- EXERCISE INSTRUCTIONS
Show all the lines in the data below that include the word "name".

- EXERCISE MATERIALS
============================================================

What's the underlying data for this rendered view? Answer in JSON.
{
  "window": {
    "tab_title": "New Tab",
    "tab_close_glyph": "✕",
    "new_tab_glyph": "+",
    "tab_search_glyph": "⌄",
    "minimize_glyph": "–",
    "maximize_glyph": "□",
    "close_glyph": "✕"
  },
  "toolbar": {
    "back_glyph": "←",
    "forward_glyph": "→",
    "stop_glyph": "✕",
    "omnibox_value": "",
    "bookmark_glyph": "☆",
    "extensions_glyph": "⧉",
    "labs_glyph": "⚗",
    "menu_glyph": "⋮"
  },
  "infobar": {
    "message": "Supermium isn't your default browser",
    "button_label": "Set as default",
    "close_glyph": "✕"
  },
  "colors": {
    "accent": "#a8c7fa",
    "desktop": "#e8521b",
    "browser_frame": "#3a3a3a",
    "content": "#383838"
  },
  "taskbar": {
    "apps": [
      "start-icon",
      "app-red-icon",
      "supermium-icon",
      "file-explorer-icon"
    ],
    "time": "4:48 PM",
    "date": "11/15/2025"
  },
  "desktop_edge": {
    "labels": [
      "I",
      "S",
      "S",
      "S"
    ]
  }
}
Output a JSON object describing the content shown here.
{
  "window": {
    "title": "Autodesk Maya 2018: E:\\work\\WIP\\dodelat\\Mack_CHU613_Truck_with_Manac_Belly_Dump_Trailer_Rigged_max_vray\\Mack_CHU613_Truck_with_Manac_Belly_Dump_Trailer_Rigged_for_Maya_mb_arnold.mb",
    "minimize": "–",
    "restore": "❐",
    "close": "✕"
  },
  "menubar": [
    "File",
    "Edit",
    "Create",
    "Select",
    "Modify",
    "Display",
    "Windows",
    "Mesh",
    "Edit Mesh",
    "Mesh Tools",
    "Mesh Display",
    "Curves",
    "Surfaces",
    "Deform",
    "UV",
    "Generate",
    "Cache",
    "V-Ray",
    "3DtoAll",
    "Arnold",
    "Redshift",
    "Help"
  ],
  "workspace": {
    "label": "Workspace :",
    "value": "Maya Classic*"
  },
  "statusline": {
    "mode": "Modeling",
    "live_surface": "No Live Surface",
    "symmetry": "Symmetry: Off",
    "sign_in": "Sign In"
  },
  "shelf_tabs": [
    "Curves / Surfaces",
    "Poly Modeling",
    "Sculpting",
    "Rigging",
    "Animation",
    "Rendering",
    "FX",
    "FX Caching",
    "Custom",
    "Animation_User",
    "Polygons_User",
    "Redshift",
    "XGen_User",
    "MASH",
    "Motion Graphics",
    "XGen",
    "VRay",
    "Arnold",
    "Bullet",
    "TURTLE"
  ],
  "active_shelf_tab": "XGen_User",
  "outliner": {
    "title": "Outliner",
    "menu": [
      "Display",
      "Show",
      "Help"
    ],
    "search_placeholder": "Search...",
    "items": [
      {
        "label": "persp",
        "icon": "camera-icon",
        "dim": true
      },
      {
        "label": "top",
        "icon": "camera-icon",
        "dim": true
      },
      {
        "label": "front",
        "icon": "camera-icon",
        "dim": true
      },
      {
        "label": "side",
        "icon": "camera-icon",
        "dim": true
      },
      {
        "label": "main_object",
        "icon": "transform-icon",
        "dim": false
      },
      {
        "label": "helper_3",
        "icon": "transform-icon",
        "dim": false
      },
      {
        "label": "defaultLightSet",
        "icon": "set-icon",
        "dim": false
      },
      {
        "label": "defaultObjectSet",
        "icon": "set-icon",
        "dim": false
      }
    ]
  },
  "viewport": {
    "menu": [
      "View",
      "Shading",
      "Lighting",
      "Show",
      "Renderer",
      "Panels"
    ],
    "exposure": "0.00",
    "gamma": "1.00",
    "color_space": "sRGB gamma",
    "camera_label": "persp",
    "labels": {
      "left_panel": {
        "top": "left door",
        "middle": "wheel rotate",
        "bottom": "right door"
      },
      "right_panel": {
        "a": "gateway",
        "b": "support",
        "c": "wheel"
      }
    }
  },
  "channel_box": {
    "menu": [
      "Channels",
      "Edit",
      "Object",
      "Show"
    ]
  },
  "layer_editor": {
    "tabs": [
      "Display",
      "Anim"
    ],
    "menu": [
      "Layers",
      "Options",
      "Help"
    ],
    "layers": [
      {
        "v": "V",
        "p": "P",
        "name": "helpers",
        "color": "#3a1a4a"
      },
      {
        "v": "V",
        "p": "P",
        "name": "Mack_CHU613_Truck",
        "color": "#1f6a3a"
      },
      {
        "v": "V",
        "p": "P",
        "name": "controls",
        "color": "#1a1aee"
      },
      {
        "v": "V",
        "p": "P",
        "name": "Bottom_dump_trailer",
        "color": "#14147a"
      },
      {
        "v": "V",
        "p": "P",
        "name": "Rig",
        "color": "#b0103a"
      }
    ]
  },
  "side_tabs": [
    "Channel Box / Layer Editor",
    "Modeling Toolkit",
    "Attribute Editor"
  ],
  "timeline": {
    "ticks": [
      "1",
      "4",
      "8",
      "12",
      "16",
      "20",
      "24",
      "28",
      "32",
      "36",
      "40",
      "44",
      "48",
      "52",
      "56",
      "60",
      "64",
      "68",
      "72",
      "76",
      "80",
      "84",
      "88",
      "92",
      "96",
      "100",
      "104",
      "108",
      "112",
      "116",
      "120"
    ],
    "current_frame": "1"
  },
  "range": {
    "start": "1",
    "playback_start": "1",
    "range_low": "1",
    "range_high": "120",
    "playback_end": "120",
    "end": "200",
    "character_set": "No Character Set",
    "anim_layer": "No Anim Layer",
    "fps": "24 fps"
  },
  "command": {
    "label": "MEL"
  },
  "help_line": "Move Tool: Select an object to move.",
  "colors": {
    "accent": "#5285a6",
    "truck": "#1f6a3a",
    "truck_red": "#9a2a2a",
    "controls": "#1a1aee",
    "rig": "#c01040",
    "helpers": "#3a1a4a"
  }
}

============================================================

- TASK OUTPUT
        "name": "helpers",
        "name": "Mack_CHU613_Truck",
        "name": "controls",
        "name": "Bottom_dump_trailer",
        "name": "Rig",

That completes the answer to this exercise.